Classic line: “You ever get high, Joel?”

“Love on a Real Train (Risky Business)” – Tangerine Dream

original composition for the film

This scene is the emotional heart of the film, and I’m not sure Tom Cruise has ever been better. Joel’s father’s Porsche ends up in Lake Michigan, and Joel ends up suspended for five days (and kicked out of Future Enterprisers). He races into the arms of Lana for comfort. Watching this scene again after many years, I cried with Joel. There is incredible pressure to conform and succeed in suburban culture, and everything can be lost in a moment.
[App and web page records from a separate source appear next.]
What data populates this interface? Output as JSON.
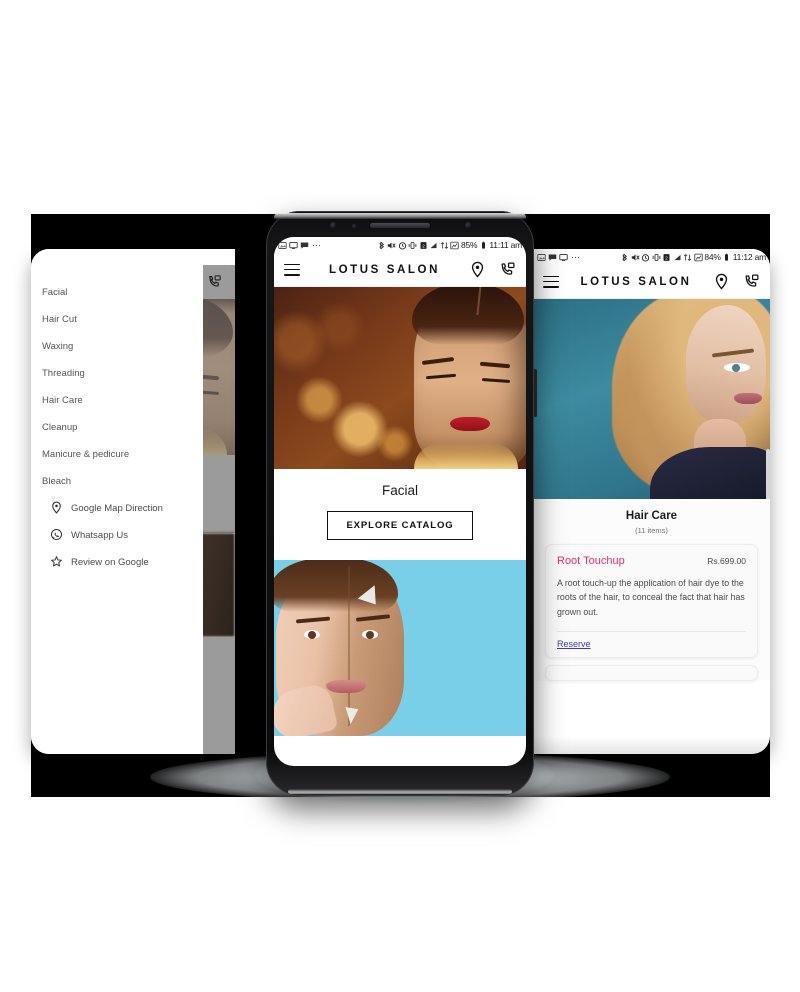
{
  "scene": {
    "title": "Lotus Salon mobile app showcase",
    "background_color": "#ffffff",
    "band_color": "#000000"
  },
  "brand": {
    "name": "LOTUS SALON",
    "accent_color": "#ec2c6e",
    "link_color": "#3a3ad0"
  },
  "status_bar_left": {
    "battery": "85%",
    "time": "11:11 am",
    "overflow": "⋯",
    "icons": [
      "photo-icon",
      "monitor-icon",
      "chat-icon",
      "bluetooth-icon",
      "mute-icon",
      "alarm-icon",
      "vibrate-icon",
      "sim-icon",
      "signal-icon",
      "data-sync-icon",
      "wifi-icon",
      "battery-icon"
    ]
  },
  "status_bar_center": {
    "battery": "85%",
    "time": "11:11 am",
    "overflow": "⋯"
  },
  "status_bar_right": {
    "battery": "84%",
    "time": "11:12 am",
    "overflow": "⋯"
  },
  "left_phone": {
    "drawer": {
      "items": [
        {
          "label": "Facial"
        },
        {
          "label": "Hair Cut"
        },
        {
          "label": "Waxing"
        },
        {
          "label": "Threading"
        },
        {
          "label": "Hair Care"
        },
        {
          "label": "Cleanup"
        },
        {
          "label": "Manicure & pedicure"
        },
        {
          "label": "Bleach"
        }
      ],
      "links": [
        {
          "label": "Google Map Direction",
          "icon": "map-pin-icon"
        },
        {
          "label": "Whatsapp Us",
          "icon": "whatsapp-icon"
        },
        {
          "label": "Review on Google",
          "icon": "star-icon"
        }
      ]
    }
  },
  "center_phone": {
    "appbar": {
      "menu_icon": "hamburger-icon",
      "title": "LOTUS SALON",
      "location_icon": "map-pin-icon",
      "call_icon": "phone-in-talk-icon"
    },
    "card": {
      "title": "Facial",
      "button": "EXPLORE CATALOG"
    }
  },
  "right_phone": {
    "appbar": {
      "menu_icon": "hamburger-icon",
      "title": "LOTUS SALON",
      "location_icon": "map-pin-icon",
      "call_icon": "phone-in-talk-icon"
    },
    "section": {
      "title": "Hair Care",
      "count": "(11 items)"
    },
    "service": {
      "name": "Root Touchup",
      "price": "Rs.699.00",
      "description": "A root touch-up the application of hair dye to the roots of the hair, to conceal the fact that hair has grown out.",
      "action": "Reserve"
    }
  }
}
Classic line: “They trashed his whole record.”

“Mannish Boy – Muddy Waters

from the 1977 album Hard Again

A confident, virile swagger saturates Muddy Waters’ vocal on this dirty blues, heralding the rebirth of what-the-fuck Joel. Our boy is making his move. Joel surrenders to his situation, as he and Lana convert his parents’ house into a brothel. Barry getting the door for the ladies is priceless, as they just keep coming.

Classic line: “College girls can smell ignorance, like dog shit.”
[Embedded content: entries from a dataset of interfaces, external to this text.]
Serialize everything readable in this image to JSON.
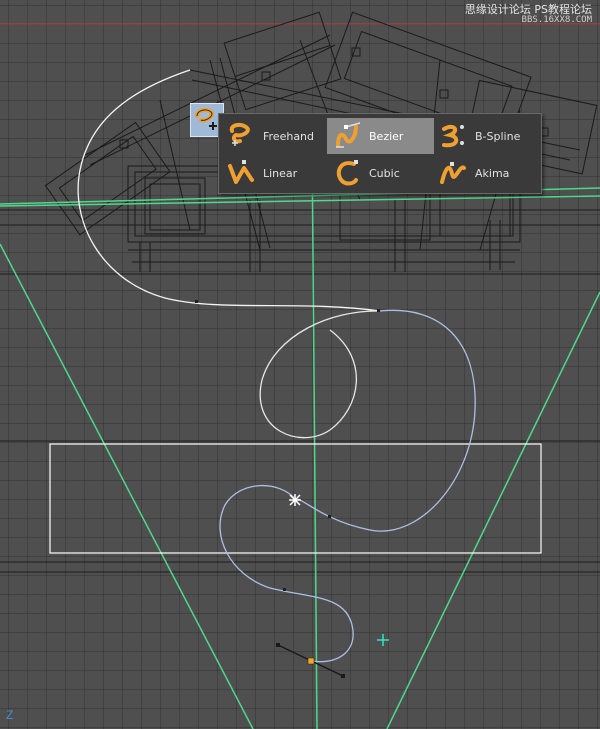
{
  "watermark": {
    "line1": "思缘设计论坛  PS教程论坛",
    "line2": "BBS.16XX8.COM"
  },
  "viewport": {
    "axis_label": "Z"
  },
  "tool": {
    "icon": "bezier-pen-icon"
  },
  "spline_menu": {
    "items": [
      {
        "label": "Freehand",
        "icon": "freehand-spline-icon",
        "active": false
      },
      {
        "label": "Bezier",
        "icon": "bezier-spline-icon",
        "active": true
      },
      {
        "label": "B-Spline",
        "icon": "b-spline-icon",
        "active": false
      },
      {
        "label": "Linear",
        "icon": "linear-spline-icon",
        "active": false
      },
      {
        "label": "Cubic",
        "icon": "cubic-spline-icon",
        "active": false
      },
      {
        "label": "Akima",
        "icon": "akima-spline-icon",
        "active": false
      }
    ]
  },
  "colors": {
    "background": "#4f4f4f",
    "grid": "#3e3e3e",
    "camera_frustum": "#4fd88c",
    "spline": "#aebfe6",
    "spline_selected": "#ffffff",
    "cursor": "#2de3c9",
    "point_handle": "#f2a623",
    "icon_orange": "#f0a030",
    "menu_active": "#8a8a8a",
    "tool_button": "#9fb9d6"
  }
}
“Swamp” – Talking Heads

from the 1983 album Speaking in Tongues

The gig is on and Joel is the stick that stirs the drink. Then the Princeton admissions guy shows up. This slithery groover is exactly what I was playing when I had people over, and shit like this happened all the time. The neighbor pops over to check up, or worse, the cops drop by. Peeka-peeka, uh risky business. Indeed.

Classic line: “You see, the thing is, I don’t have to pay for it. I get it anyway.”
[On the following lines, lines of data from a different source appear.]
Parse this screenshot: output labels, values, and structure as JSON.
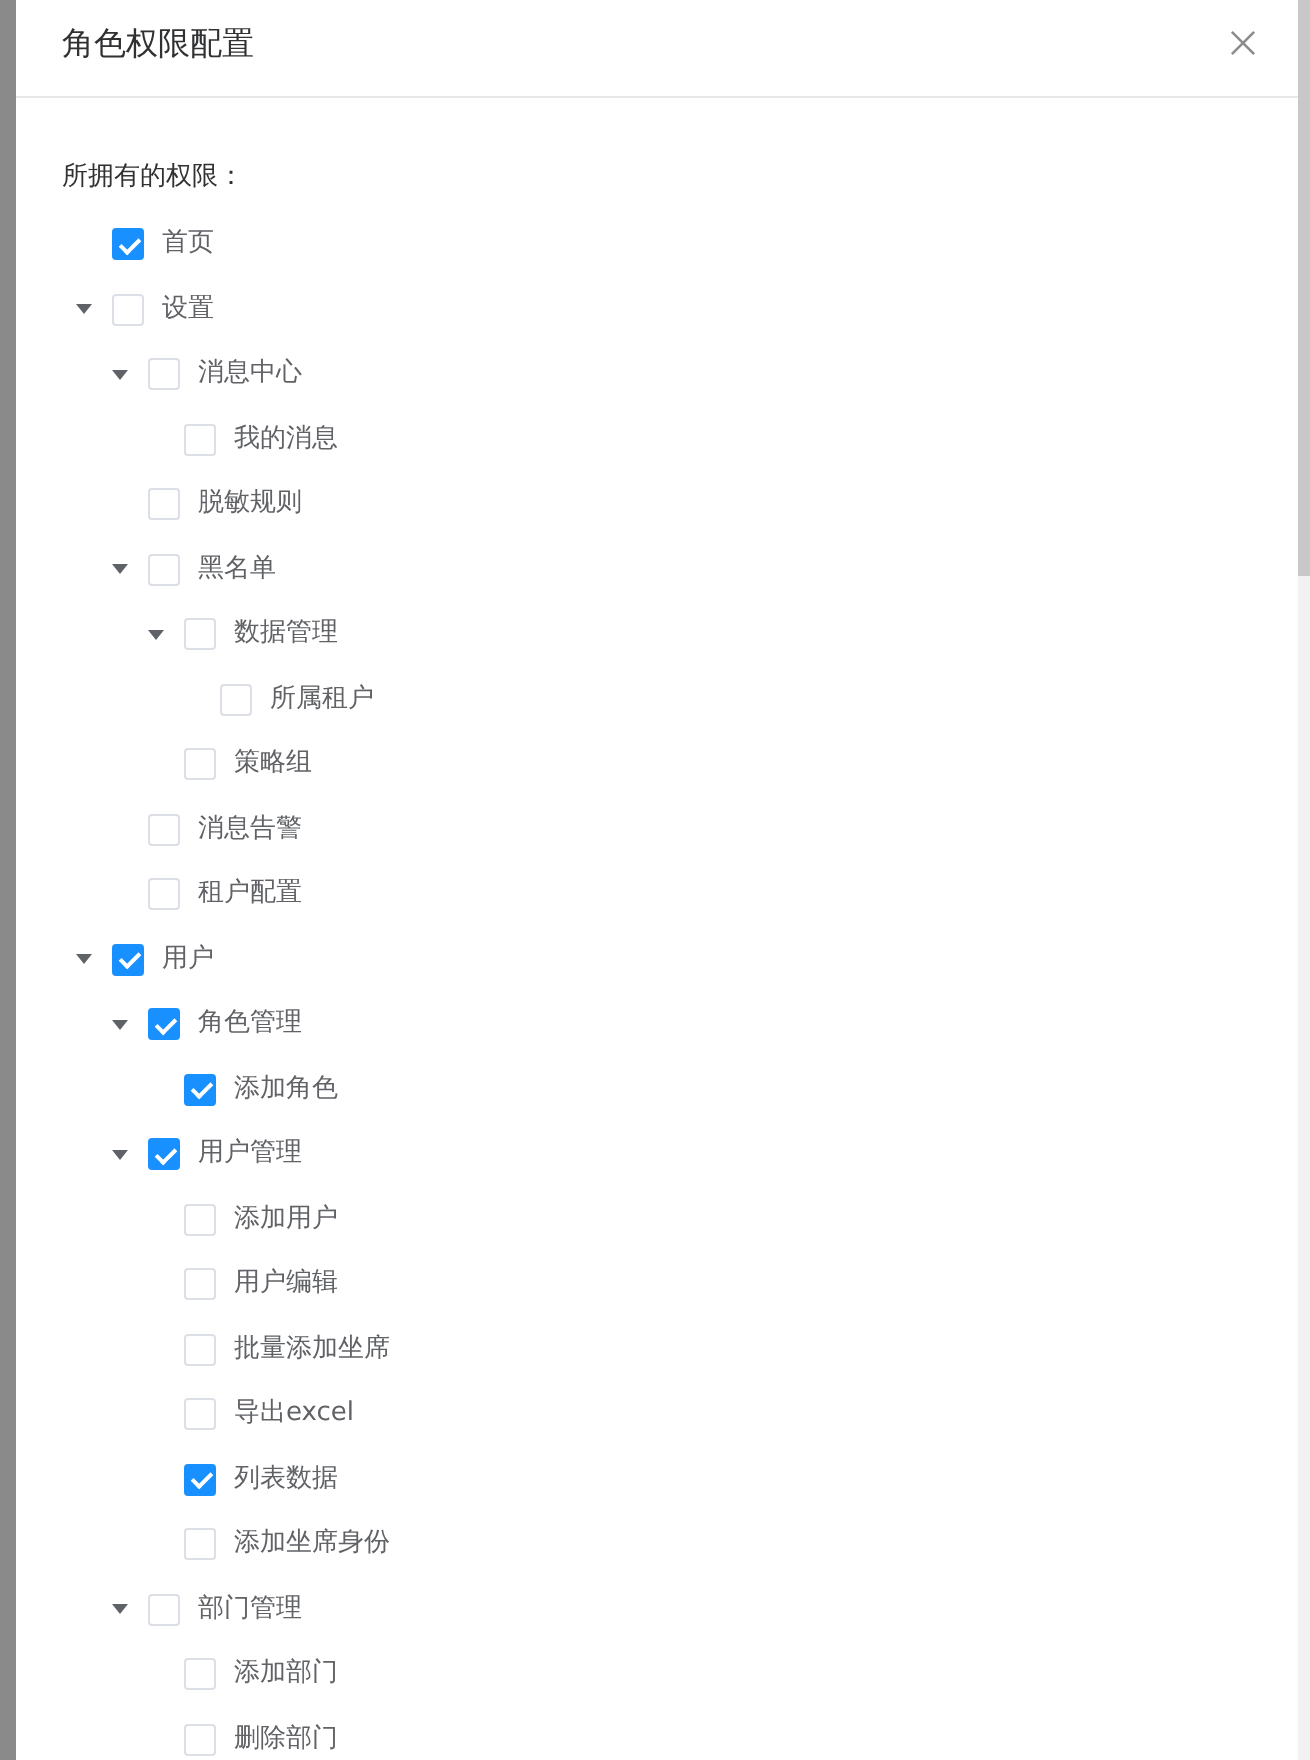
{
  "dialog": {
    "title": "角色权限配置"
  },
  "permissions": {
    "label": "所拥有的权限：",
    "tree": [
      {
        "label": "首页",
        "checked": true
      },
      {
        "label": "设置",
        "checked": false,
        "expanded": true,
        "children": [
          {
            "label": "消息中心",
            "checked": false,
            "expanded": true,
            "children": [
              {
                "label": "我的消息",
                "checked": false
              }
            ]
          },
          {
            "label": "脱敏规则",
            "checked": false
          },
          {
            "label": "黑名单",
            "checked": false,
            "expanded": true,
            "children": [
              {
                "label": "数据管理",
                "checked": false,
                "expanded": true,
                "children": [
                  {
                    "label": "所属租户",
                    "checked": false
                  }
                ]
              },
              {
                "label": "策略组",
                "checked": false
              }
            ]
          },
          {
            "label": "消息告警",
            "checked": false
          },
          {
            "label": "租户配置",
            "checked": false
          }
        ]
      },
      {
        "label": "用户",
        "checked": true,
        "expanded": true,
        "children": [
          {
            "label": "角色管理",
            "checked": true,
            "expanded": true,
            "children": [
              {
                "label": "添加角色",
                "checked": true
              }
            ]
          },
          {
            "label": "用户管理",
            "checked": true,
            "expanded": true,
            "children": [
              {
                "label": "添加用户",
                "checked": false
              },
              {
                "label": "用户编辑",
                "checked": false
              },
              {
                "label": "批量添加坐席",
                "checked": false
              },
              {
                "label": "导出excel",
                "checked": false
              },
              {
                "label": "列表数据",
                "checked": true
              },
              {
                "label": "添加坐席身份",
                "checked": false
              }
            ]
          },
          {
            "label": "部门管理",
            "checked": false,
            "expanded": true,
            "children": [
              {
                "label": "添加部门",
                "checked": false
              },
              {
                "label": "删除部门",
                "checked": false
              }
            ]
          }
        ]
      }
    ]
  }
}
“DMSR” – Prince

from the 1982 album 1999

Bill Rutherford conducts his interview in the den, while Lana rolls in a cot for more rack space. As Prince calls out “dance, music, sex, romance,” Joel’s “respectable stats” seem feeble and pointless. Joel’s embrace of what-the-fuckism appears complete, as he parties like it’s 1999 (another ubiquitous album of the time).

Classic line: “Looks like University of Illinois!”

“After the Fall” – Journey

from the 1983 album Frontiers

The cinematography in this video is of the same era as Risky Business. Music videos had a real impact on Hollywood, as studios had to reckon with the rise of these heavy-rotation expressionist shorts. I really dig Neal Schon’s jam in the lead-out of this middling Top 40 hit, but it’s weirdly lost in the mix. Lana offers and Joel can’t refuse.

Classic line: “Let’s go make love on a real train.”

“In the Air Tonight” – Phil Collins

from the 1981 album Face Value

In sharp contrast to Miles, whose big talk got Joel into this mess, Joel is indeed having the time of his life (huh kid?). Hell, who amongst us isn’t still waiting for this moment for all my life? The explosive gated-reverb drum sound mirrors the intensity of the pulse pounding in Joel’s temples. The magic drum break remains some of the most intense drum tone I’ve ever heard.

Classic line: “Who was I to say no?”

Bonus Alert!

“Love on a Real Train (Risky Business)” – Betamaxx remix

This killer remix works in some classic Miles Dalby wisdom.

Classic line: “So your folks are going out of town. What the fuck?”

While this film may fall short of timeless classic status, it does transcend its genre. The music of Tangerine Dream gives the film its distinctive vibe, setting the mood and punctuating pivotal moments in the story. It feels of the moment, yet outside the moment. A quintessentially American story, inspired by French cinema and German engineering.

Please stick & stay for more great cue sheets

Cue Sheet: Music from the film ‘Rushmore’

10 Great Songs from the 80s film “The Last American Virgin”

10 Italian songs from the Disney/Pixar film ‘Luca’


Please enter your comment!
Please enter your name here